​​This Week's Torah Thought

From Rabbi Miller
Acharei Mot/Kedoshim | אחרי מות/קדושים


May 5th, 2017
9 Iyar 5777

To My Dear Students,

The title of our Torah Portion, Kedoshim, “Holy Ones,” is well known through its cognates, kaddish., a memorial prayer, kiddush, the prayer extolling the fruit of the vine, and kedusha, a prayer referring to G-d as “Holy, Holy, Holy.”

The Hebrew antonym of kedoshim may not be as recognizable.  That word is “chol,” “common.”  During the Havdala ceremony marking the close of Shabbat, we recite, “hamavdil bein kodesh l’chol,” G-d distinguishes between kodesh, the holy, and chol, the common.

While chol is usually translated as “common,” its literal meaning is “sand.”  Of course, sand is common, but more importantly, sand is unable to stay in one place.  It is subject to wind and tides, and therefore is an apt metaphor for what holy is not. 

For to be kadosh, holy, is to be firmly set, while to be chol, like sand, is to shift this way and that.

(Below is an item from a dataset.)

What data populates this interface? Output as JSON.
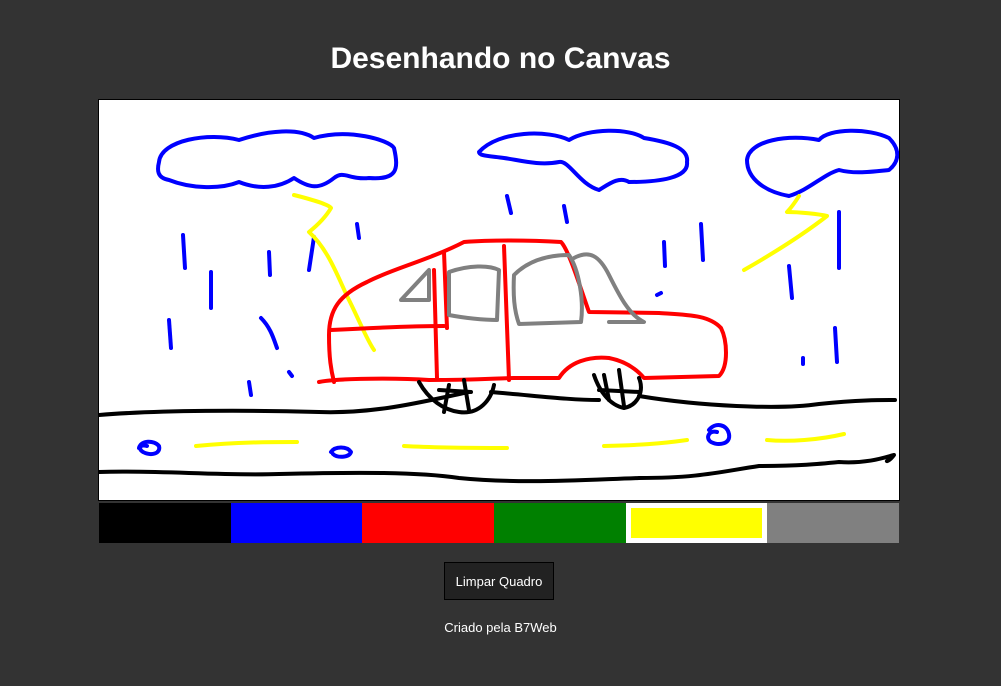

A life of chol strains to hear the voice of contemporaries.  Young people tend to listen exclusively to their peers and politicians slavishly adhere to today’s public opinion.

Harry Truman, whose presidency included momentous decisions, once said: “I wonder how far Moses would have gone if he had taken a poll in Egypt.”

Some people are so bereft of a core that their identity reflects only what others think and say of them.  They so need affirmation that they shift like sand in response to critiques.  Where is holiness in preferring popularity to principle?

How can we be holy?  A life of holiness is firmly set because it is centered on G-d.  It asks: what does G-d want of me in this situation?  Am I inviting G-d into my life to influence my decisions?  Will G-d approve of my next choice and action?  Am I placing G-d’s will above my own desires?  Do I fixate on pursuing the material things of society or do I focus on attaining spiritual development?  Am I attached to truth or do I believe the lies of this world?

In Bob Dylan’s song, “Forever Young,” he counsels his child, “May you have a strong foundation as the winds of changes shift.”

Hamavdil bein kodesh l’chol, may we attain the wisdom to distinguish between what is chol, sand that is here today and over there tomorrow, and kodesh, a foundation in holiness that stands firm when the winds of changes shift.

 

Shabbat Shalom,
Rabbi Miller